Jacob Lawrence (1917-2000) was one of the foremost African American artists of the 20th century. In 1982, he was commissioned by the Limited Editions Club of New York to illustrate a special edition of John Hersey's book "Hiroshima," a chillingly objective account of the atomic bomb explosion in Japan. An exhibition of Lawrence's gouache paintings based on John Hersey's book will open Aug. 23 and continue through Oct. 25 in the Study Gallery of the Hallie Ford Museum of Art at Willamette University.

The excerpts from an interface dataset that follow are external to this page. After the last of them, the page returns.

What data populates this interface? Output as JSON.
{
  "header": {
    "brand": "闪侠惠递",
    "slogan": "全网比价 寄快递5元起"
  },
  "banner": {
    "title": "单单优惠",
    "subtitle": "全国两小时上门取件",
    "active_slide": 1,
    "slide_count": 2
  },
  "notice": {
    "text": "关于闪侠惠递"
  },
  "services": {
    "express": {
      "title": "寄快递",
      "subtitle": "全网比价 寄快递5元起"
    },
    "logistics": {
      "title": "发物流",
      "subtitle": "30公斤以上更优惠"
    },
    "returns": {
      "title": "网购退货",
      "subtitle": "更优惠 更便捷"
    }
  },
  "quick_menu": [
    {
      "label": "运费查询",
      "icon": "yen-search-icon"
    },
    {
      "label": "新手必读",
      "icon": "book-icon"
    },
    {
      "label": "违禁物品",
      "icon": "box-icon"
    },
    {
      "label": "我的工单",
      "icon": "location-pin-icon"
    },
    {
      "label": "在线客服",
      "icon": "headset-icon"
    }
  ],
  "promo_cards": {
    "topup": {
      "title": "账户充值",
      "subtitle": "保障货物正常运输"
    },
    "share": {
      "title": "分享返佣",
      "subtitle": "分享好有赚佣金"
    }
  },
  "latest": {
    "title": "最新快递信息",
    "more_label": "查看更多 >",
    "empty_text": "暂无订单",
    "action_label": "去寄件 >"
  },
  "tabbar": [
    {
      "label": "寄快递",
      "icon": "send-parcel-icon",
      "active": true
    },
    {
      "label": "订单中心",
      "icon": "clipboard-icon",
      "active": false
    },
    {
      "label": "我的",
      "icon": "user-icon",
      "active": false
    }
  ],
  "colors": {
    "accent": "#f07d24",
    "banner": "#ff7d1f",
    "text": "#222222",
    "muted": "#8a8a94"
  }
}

For the "Hiroshima" works, Lawrence chose an uncommon color scheme that included red, yellow, pink and blue. With his unusual color combinations, he captured the horror of the catastrophe. At the same time, he reduced his figures to white skulls and agitated silhouettes that echo, in powerful and graphic terms, the impact and the devastation of the atomic blast.

In conjunction with the exhibition, two films on the life and career of Jacob Lawrence will be shown: "Jacob Lawrence: American Artist" and "Jacob Lawrence: An Intimate Portrait." The two 30-minute films will be shown on Tuesday, Sept.16, at 7 p.m. in the Roger Hull Lecture Hall at the Hallie Ford Museum of Art. Admission is free.

"Jacob Lawrence: The Hiroshima Series" is timed to coincide with World Views, the freshman interdisciplinary course that for the next four years will focus on war and peace. Future exhibitions tied to World Views will focus on Carl Hall's World War II drawings, glass sculptures by California artist and Vietnam vet Michael Aschenbrenner, and an installation by Georgia artist Nancy Floyd, who lost her brother in Vietnam in 1969.

The Hallie Ford Museum of Art is located at 700 State Street (corner of State and Cottage Streets) in downtown Salem near the campus of Willamette University. Hours are Tuesday through Saturday from 10 a.m. to 5 p.m. The galleries are closed on Sunday and Monday. Admission is $3 for adults and $2 for seniors and students. Children under 12 are admitted free and there is no admission charge on Tuesdays.

For further information, please call 503/370-6855.

08-11-2003